Scholastic Press, 2012
    Unspoken is masterfully drawn by Henry Cole. Although it is a wordless picture book, a rich historical fiction story is told through Cole’s sketches. In the book, a girl is depicted living on a farm around the time of the Civil War.  When she goes out to the barn, she hears a rustling in the stored corn stalks. She realizes that there is someone hiding under dried stalks, and runs back home. The thought of someone out there weighs on her mind, and she sneaks out to leave some food for the stranger. She continues to sneak meals out to the mystery person in the barn. One day, two soldiers arrive looking for any runaway slaves and sternly show a poster that declares, “Wanted, Escaped! Reward!” The soldiers leave empty handed, and the little girl goes to check on the runaway. She discovers that the slave has moved on safely, but she is left to wonder where the slave went beyond her farm.  This wordless book has great depth in its storyline, and the reader "reads" the story with the powerful illustrations. In the author's note at the end of the book, Cole explains, "Because I made only the pictures, I'm hoping you will write the words and make this story your own - filling in all that has been unspoken." It is an excellent mentor text for using inferences to figure out what the author doesn't specifically tell you with words.
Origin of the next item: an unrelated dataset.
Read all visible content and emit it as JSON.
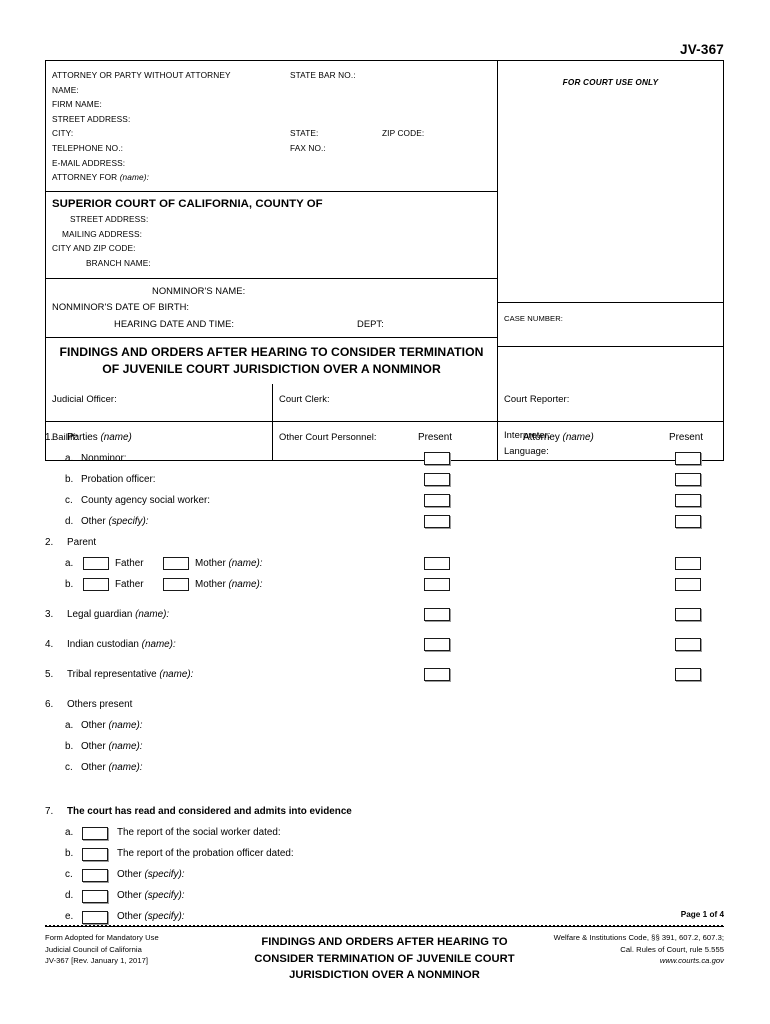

The trait of presentation can be discussed, despite that the story is wordless, due to the the book's distinctive composition. Also, the trait of ideas could be explored with the assistance of the author's note at the end of the story which explains the true historical inspiration.



  1. I love all these books! Thanks for sharing....

  2. So many great titles! Thank you for the detailed summaries and suggestions for using with students.